Power Supply and Distribution Impedance
Eurorack power systems are comprised of several parts, the supply, cabling, and distribution. Any one of these could the be limiting factor in the overall performance and selecting a suitable combination can be difficult. One valuable piece of information rarely made available is the supply impedance, this can be provided for individual parts and combined for the estimated result or measured together as system. The impedance is a measure of how much the supply voltage will vary with changes in current (a form of resistance), this often varies with frequency so it is plotted across a useful range to see the overall picture. Ideally a power supply would not vary in its voltage at all and the impedance would be infinitely small but physical realities prevent that and some impedance will be present. All the measurements in this document were taken with a single bus connected by a short 150mm/6" cable to the power supply, and measured at the furthest header.
Worst performing was a power brick as the power supply, although showing lower impedance at lower frequencies across the audio range and above it was poorly effective in controlling the power supply voltage. Connecting a small power supply module to a flying bus board or pcb busboard with capacitors had similarly poor impedance in the audio range. Yet many users have such systems and do not notice any problems. This is because unlike noise in the 0V reference not all modules are equally sensitive to noise on the power supply rails, well designed modules actively reject this noise and minimise the varying currents they draw to avoid affecting other modules. Even if a module in the case is sensitive to power noise it requires another module to be varying the current draw for it to be heard. A common recommendation has been for users with problems to upgrade to a linear power supply and bus boards, an example of which is shown for comparison.
While switching supplies have received a bad reputation in the past for poor noise and output impedance control, output impedance of linear supplies can be similarly variable and high quality examples of switching supplies exist. That characteristic alone cannot be used to select a higher performing supply. Worse the output impedance of the supply can vary depending on the current or capacitive load connected such that adding or removing modules can make unexpected differences. This is why measuring the entire system is important rather than relying on estimates of the parts individually. Given a supply with poor control of output impedance simply adding better bus boards with more capacitance is not always enough:
Here the same supply as before is moved from a typical busboard connected with a ribbon cable to a large plane type busboard connected with a low resistance plug in cable that also had more capacitance on it. Still there is a large peak at the bottom of the audio range. Changing to a high quality linear power supply and using only the low resistance plug in cable both bus board types are significantly improved across the audio range. With a solid supply to start with the difference between boards with and without capacitance is only above the audible range. For more detail of this and the difference cabling choices make the measurements are repeated for different configurations connected to the same high quality linear power supply.

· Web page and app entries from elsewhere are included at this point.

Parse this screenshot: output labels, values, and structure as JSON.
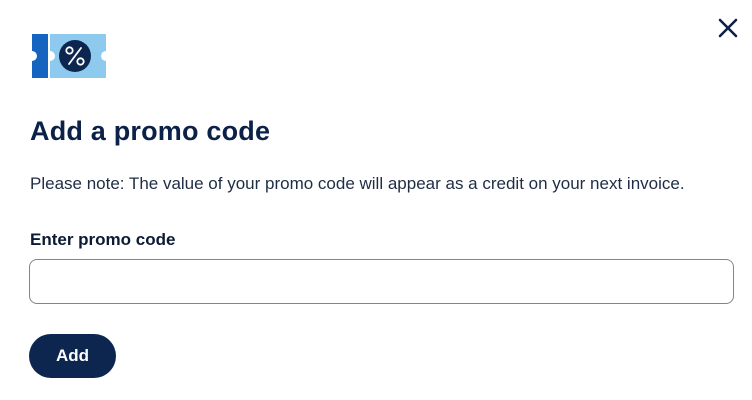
{
  "dialog": {
    "title": "Add a promo code",
    "note": "Please note: The value of your promo code will appear as a credit on your next invoice.",
    "field_label": "Enter promo code",
    "input_value": "",
    "input_placeholder": "",
    "add_label": "Add"
  },
  "icons": {
    "close": "close-icon",
    "promo": "promo-ticket-icon",
    "percent": "percent-icon"
  },
  "colors": {
    "primary": "#0c2650",
    "ticket_dark": "#1565c0",
    "ticket_light": "#8ec9ee",
    "text": "#0b2147"
  }
}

A typical bus board is not improved significantly by changing from using a ribbon cable to the low resistance plug in cable, its own resistance still dominates the result. With the plane type bus board differences from wiring is clearer, the ultimate example using a 150mm/6" length of heavy 12AWG cable soldered directly to the bus board. At these low resistances any connectors used affect the result with screw terminals adding milliohms or even 10 milliohms to the result. To go lower bolted ring terminals crimped to cables are usually needed to get connections below a milliohm. Large wires to match these low resistances can be impractical and busbars quickly become the easier solution for the lowest impedances, limited by the power supply they closely follow the lowest plot before rising similarly to the other examples without capacitors.
The linear power supply that can achieve this sort of performance at 10kg/25lbs is larger and heavier than many racks themselves. Many supplies advertise impressive load regulation specifications which are related to the impedance at extremely low frequencies approaching DC, but fail to maintain these figures up into the audio range even if using advanced features such as remote sensing. There are better and worse power supplies available than whats shown here but obtaining these figures before purchase is difficult, and then changes in a system in use.
Also, looking only at impedance is ignoring the the noise from the power supply itself which adds to the voltage variations seen by the modules. With typical noise performance of the best supplies at several mV this grows to 10's of mV for typical supplies to even 100mV or more in poor examples. Only with a starting noise performance of 1mV from the power supply would it be likely to hear power rail impedance differences of under 10 milliohms, with a more typical 10mV or 20mV of noise 0.1 ohms of impedance as seen in traditional systems is low enough that further reductions to the power rail impedance are unlikely to make noticeable differences. With the larger currents and higher sensitivity of the 0V distribution any changes should aim to improve that more than the power rails.
Comparing the extreme examples collected here in a single figure there is greater than a 100 to 1 difference.
Limited at audio frequencies by the power supply most systems would do better to replace their supply and/or distribution cabling ahead of the bus boards. But as a system grows the noise from additional modules connected to the same power supply adds together. A more effective way to isolate power noise is to have multiple power supplies in a system, several manufacturers offer active bus boards as a way to easily add many self contained power supplies to a system. The scaleable power system is an example of this along with its other features in an integrated and simple to use design.